* [About this exercise]
Search the records below for the word "underage". Copy each line where it occurs.

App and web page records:

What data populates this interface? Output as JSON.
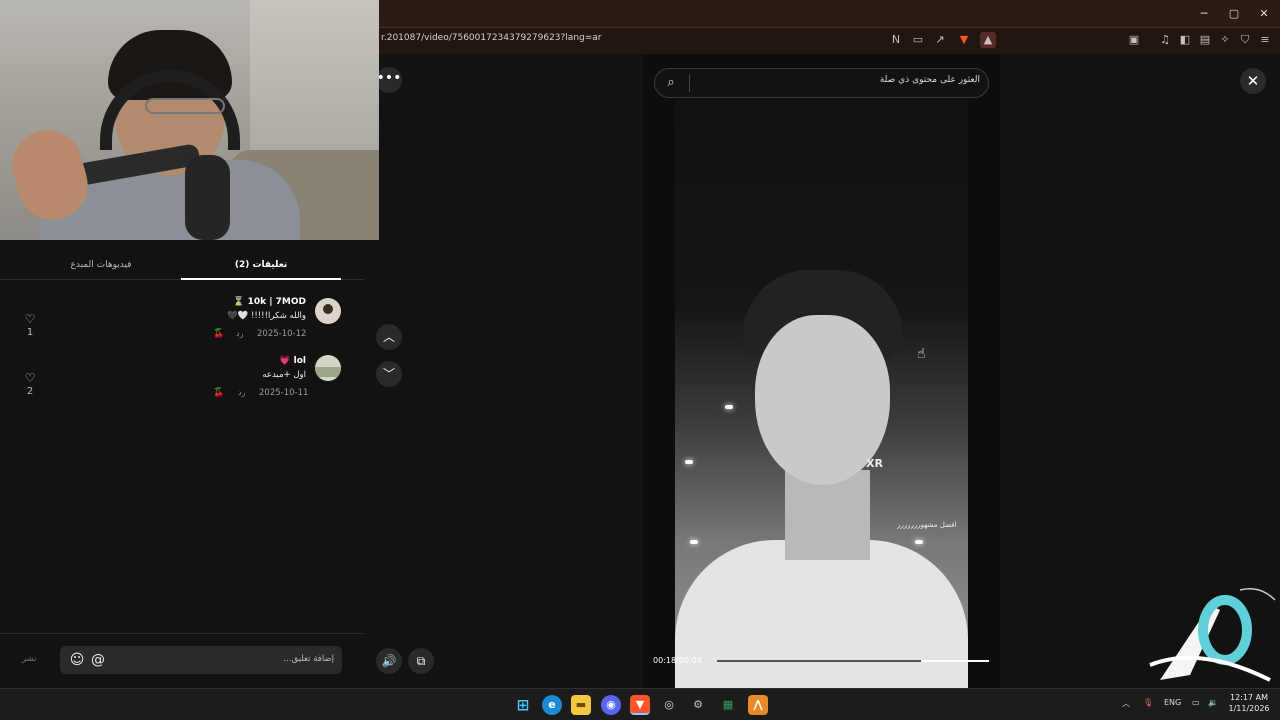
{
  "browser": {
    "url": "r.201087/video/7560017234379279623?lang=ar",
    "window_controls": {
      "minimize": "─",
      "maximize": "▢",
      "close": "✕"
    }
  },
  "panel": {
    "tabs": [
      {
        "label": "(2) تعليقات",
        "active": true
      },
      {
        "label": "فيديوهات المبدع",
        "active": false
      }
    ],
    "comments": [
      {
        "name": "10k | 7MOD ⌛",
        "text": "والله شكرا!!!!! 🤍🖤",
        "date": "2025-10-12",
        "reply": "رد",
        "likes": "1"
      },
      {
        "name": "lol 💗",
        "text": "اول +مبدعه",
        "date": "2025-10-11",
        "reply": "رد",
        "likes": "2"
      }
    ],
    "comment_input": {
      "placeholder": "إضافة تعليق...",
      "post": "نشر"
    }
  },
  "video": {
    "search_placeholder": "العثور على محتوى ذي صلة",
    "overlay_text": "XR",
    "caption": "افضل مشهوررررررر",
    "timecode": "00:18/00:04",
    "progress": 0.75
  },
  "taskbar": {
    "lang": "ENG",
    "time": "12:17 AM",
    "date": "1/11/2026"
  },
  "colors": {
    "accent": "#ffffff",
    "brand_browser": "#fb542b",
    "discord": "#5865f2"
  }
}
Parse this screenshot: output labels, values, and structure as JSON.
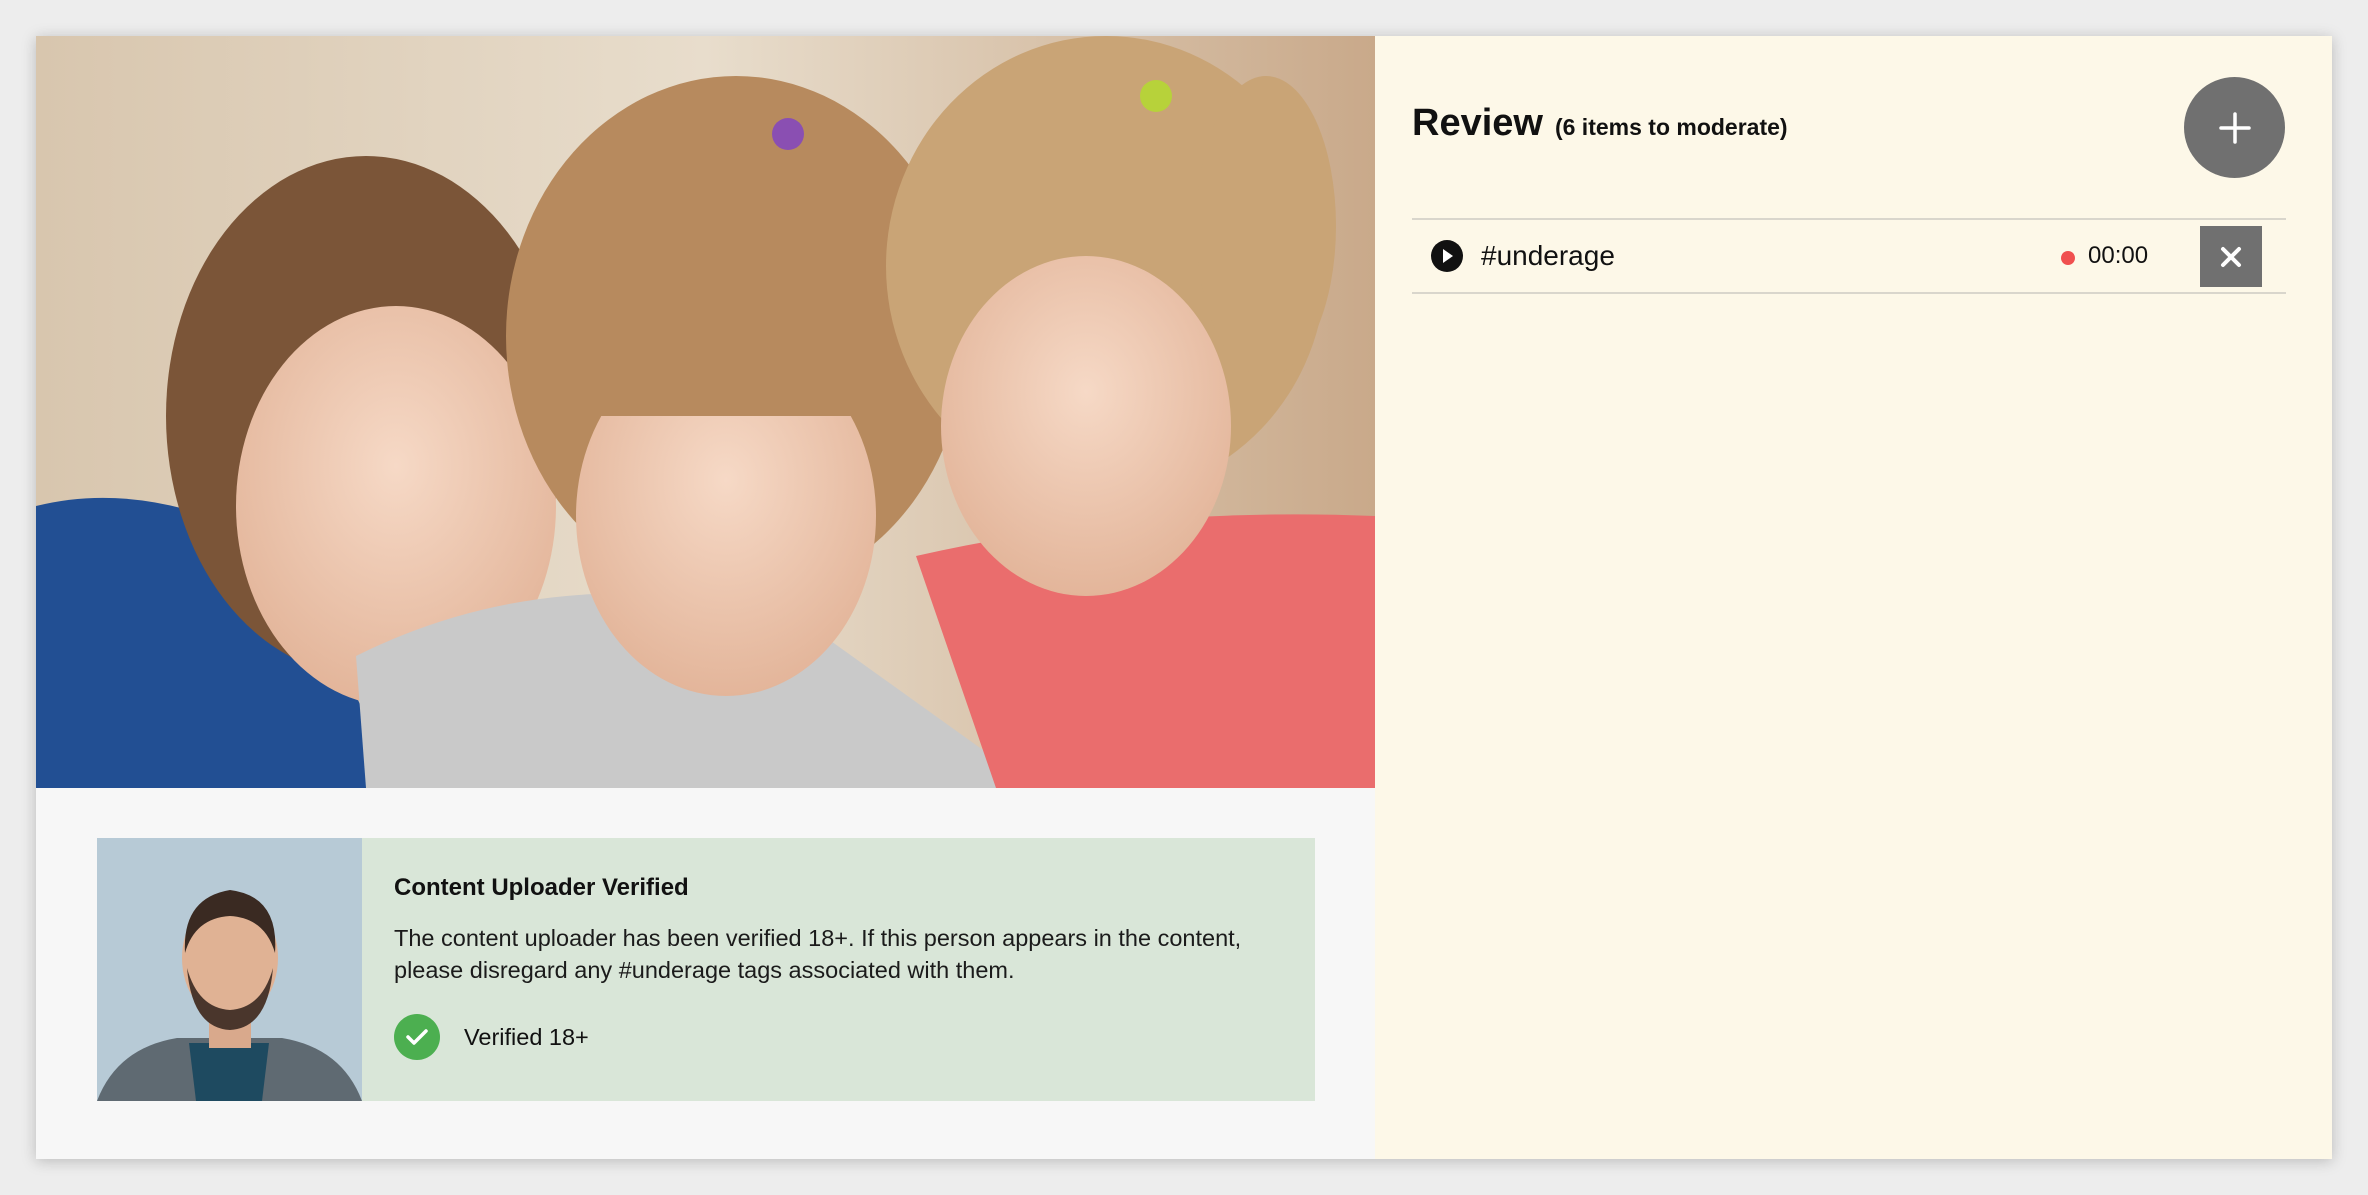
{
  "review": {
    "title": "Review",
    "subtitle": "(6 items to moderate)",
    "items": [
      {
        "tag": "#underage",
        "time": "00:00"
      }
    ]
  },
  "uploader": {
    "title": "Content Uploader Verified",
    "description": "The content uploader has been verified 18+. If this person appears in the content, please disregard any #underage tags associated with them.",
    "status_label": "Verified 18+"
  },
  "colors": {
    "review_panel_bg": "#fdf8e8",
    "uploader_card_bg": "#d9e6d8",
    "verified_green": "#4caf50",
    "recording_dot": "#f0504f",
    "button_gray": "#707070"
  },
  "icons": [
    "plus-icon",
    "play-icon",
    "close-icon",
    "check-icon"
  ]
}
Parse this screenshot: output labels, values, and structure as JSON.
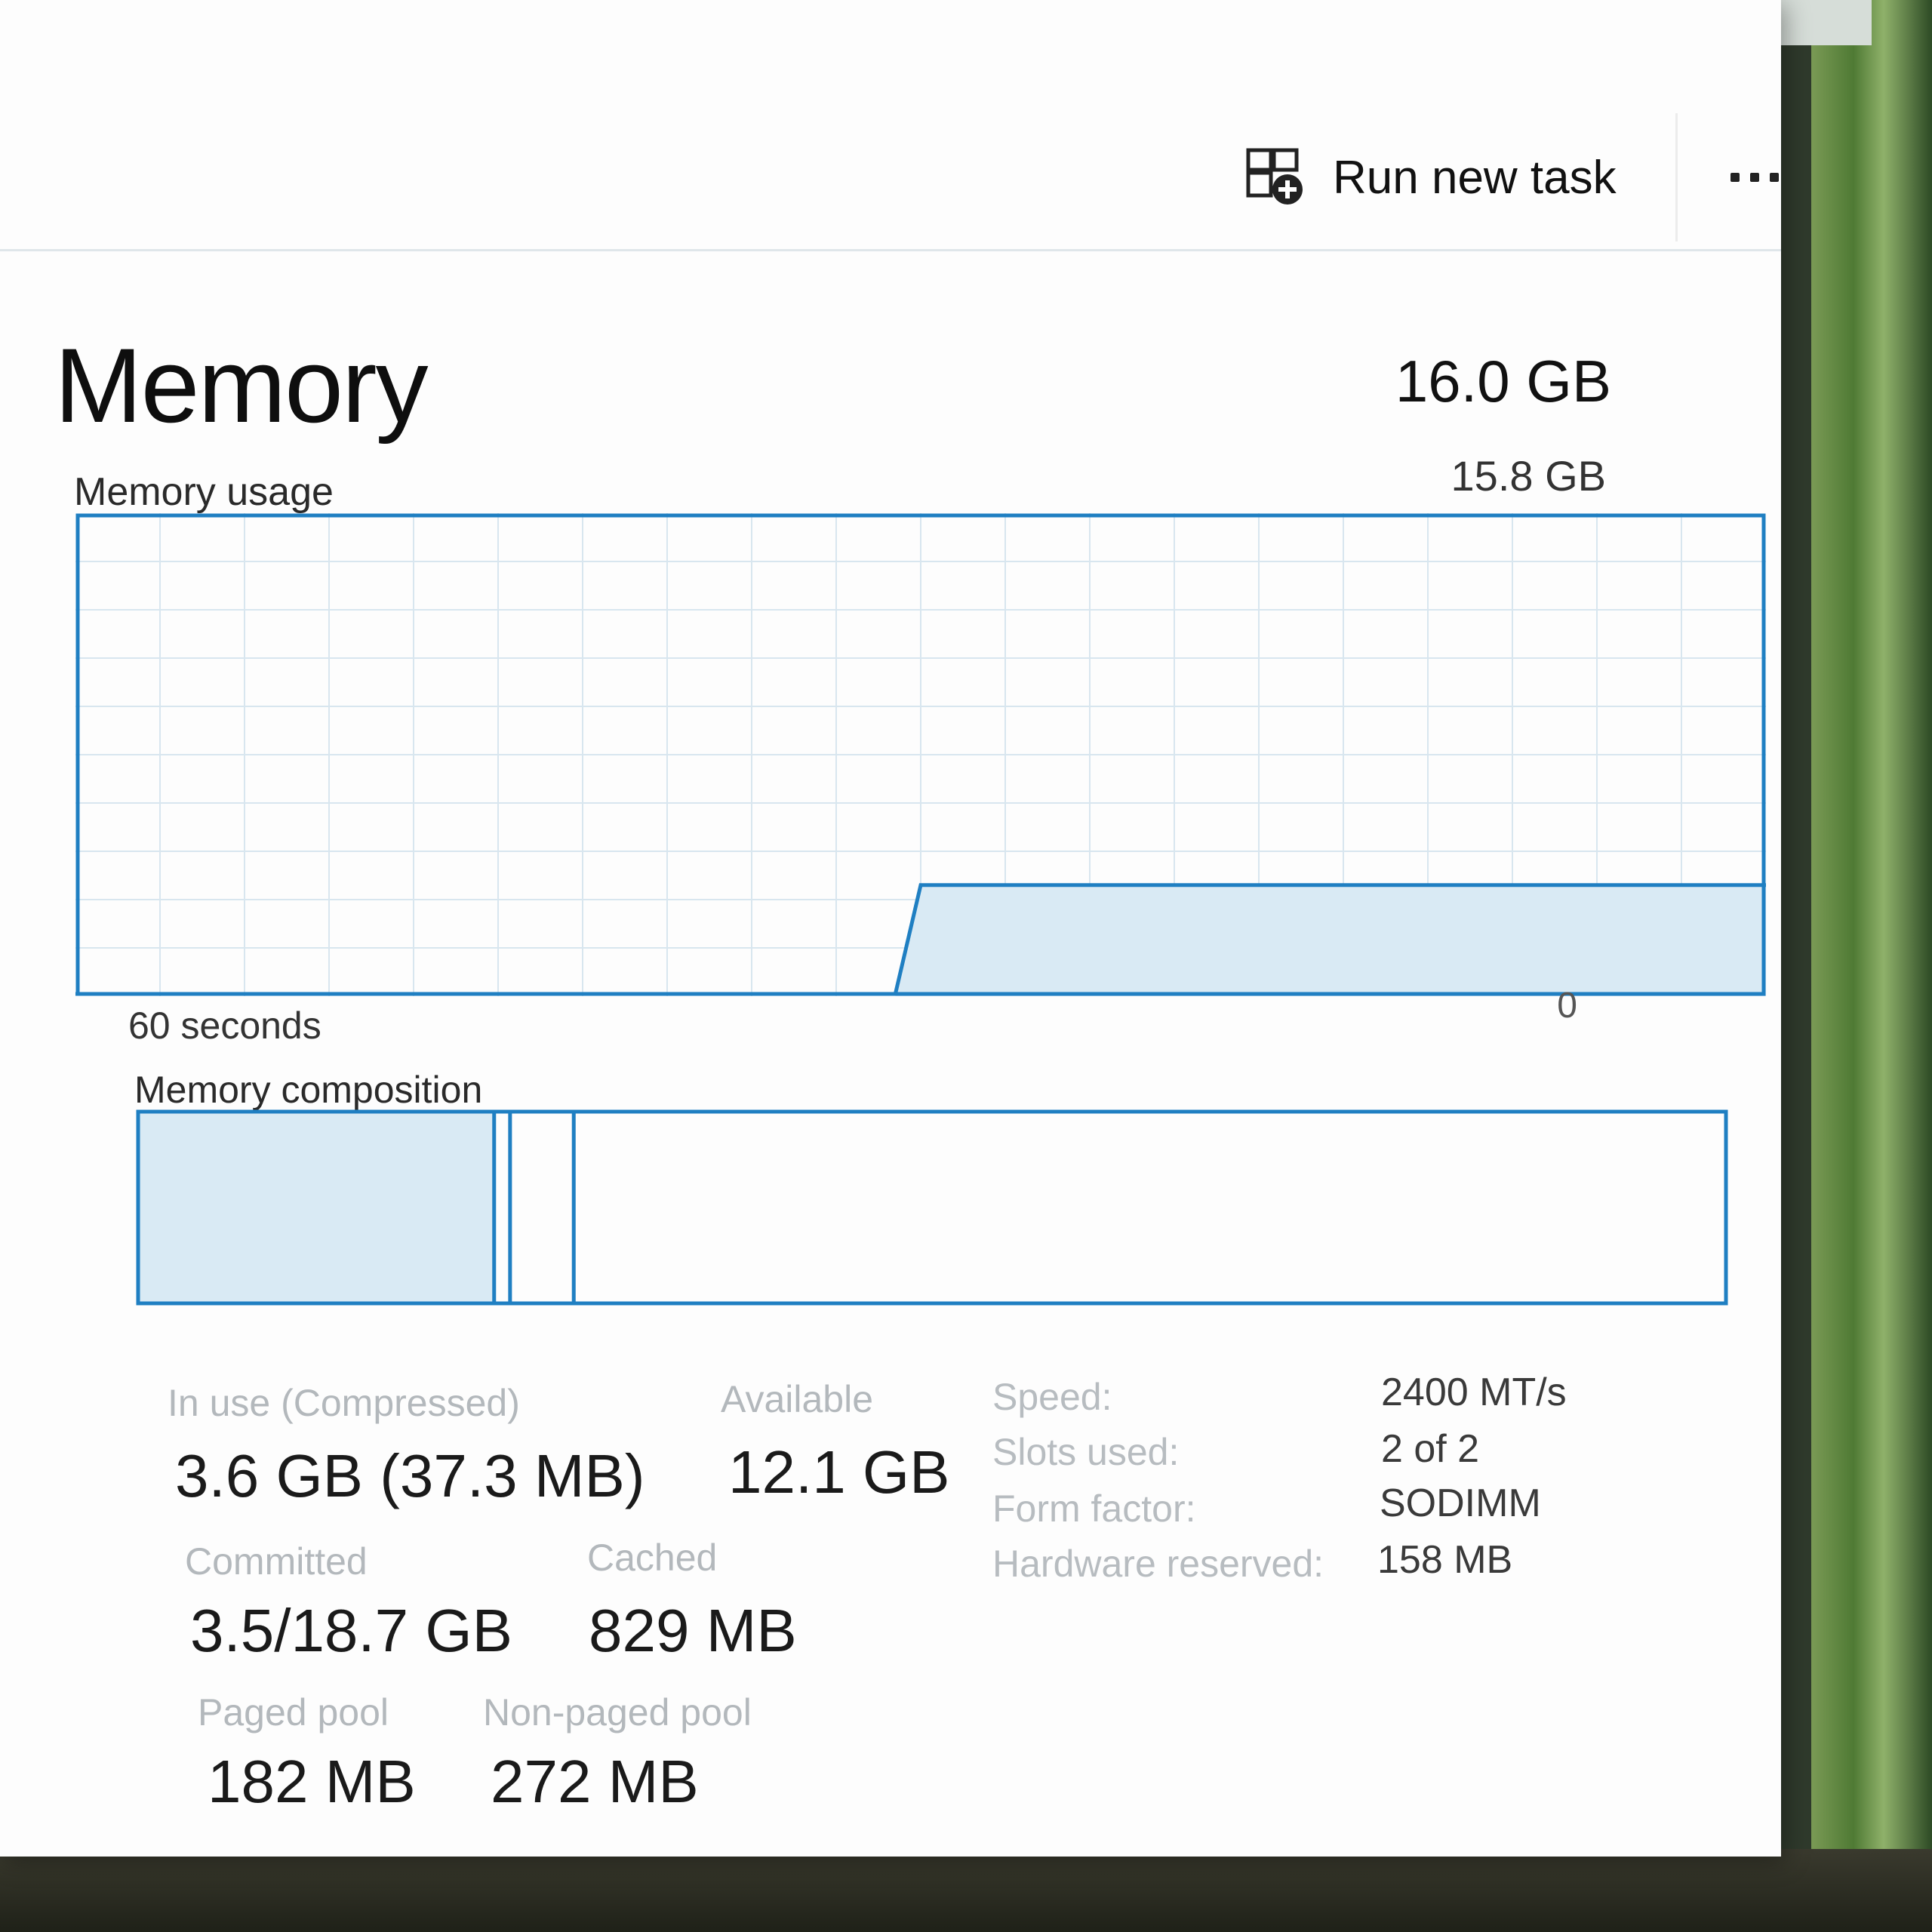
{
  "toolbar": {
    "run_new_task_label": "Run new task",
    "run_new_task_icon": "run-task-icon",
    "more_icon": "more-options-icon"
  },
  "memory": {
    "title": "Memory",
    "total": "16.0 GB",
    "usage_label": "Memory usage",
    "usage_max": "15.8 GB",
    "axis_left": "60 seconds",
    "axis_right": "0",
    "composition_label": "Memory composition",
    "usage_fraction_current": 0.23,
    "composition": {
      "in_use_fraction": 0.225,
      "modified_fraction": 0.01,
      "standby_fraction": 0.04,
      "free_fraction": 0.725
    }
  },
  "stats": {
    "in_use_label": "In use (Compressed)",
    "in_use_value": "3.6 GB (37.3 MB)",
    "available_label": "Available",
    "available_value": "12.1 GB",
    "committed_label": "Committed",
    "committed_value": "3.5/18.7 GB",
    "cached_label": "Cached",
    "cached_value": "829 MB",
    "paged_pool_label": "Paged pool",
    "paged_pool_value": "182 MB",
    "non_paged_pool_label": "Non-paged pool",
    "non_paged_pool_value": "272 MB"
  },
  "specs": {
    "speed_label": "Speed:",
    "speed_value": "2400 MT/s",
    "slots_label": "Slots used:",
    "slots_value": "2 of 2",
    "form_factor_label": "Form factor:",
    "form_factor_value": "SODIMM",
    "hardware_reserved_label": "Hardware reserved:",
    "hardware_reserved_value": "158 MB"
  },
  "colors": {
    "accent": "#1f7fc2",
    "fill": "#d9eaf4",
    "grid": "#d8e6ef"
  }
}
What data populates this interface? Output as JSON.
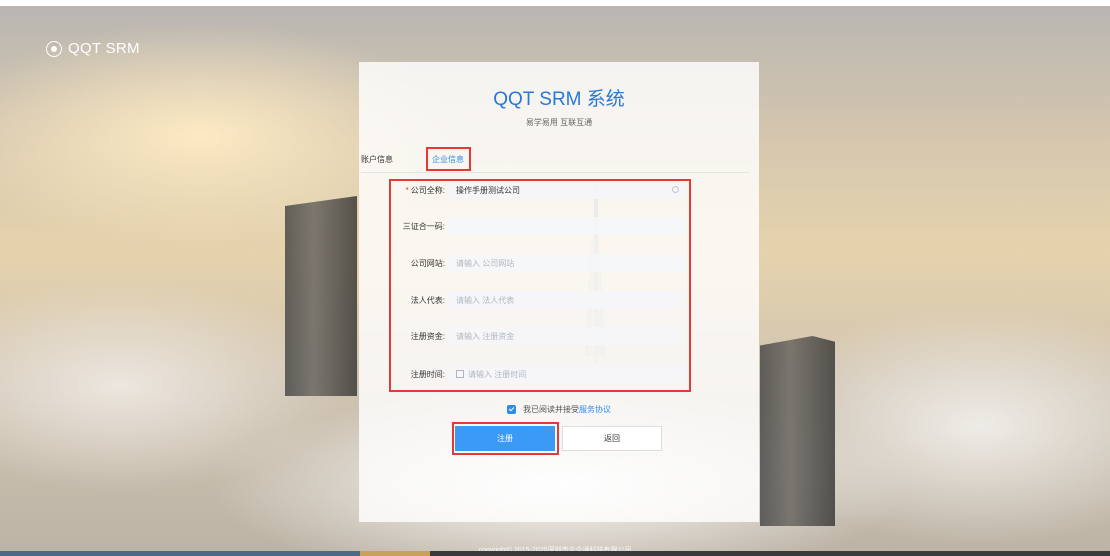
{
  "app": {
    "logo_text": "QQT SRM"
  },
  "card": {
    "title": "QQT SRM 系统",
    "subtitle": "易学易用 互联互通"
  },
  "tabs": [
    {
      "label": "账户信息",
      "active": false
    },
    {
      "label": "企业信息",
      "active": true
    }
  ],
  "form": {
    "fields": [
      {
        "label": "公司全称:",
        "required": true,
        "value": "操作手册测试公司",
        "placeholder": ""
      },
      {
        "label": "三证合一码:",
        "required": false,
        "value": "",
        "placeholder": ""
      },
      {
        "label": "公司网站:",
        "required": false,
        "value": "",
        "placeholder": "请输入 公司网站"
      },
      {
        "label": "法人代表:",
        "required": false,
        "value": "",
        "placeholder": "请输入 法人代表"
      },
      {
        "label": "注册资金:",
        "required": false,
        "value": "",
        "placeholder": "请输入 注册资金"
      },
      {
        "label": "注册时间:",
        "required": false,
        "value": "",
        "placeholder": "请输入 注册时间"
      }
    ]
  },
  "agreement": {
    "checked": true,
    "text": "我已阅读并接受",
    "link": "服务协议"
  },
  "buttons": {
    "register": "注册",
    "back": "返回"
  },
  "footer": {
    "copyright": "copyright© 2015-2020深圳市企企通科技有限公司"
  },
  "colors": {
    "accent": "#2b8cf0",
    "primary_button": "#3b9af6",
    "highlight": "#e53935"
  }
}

* [Answer box]
        "tag": "#underage",
    "description": "The content uploader has been verified 18+. If this person appears in the content, please disregard any #underage tags associated with them.",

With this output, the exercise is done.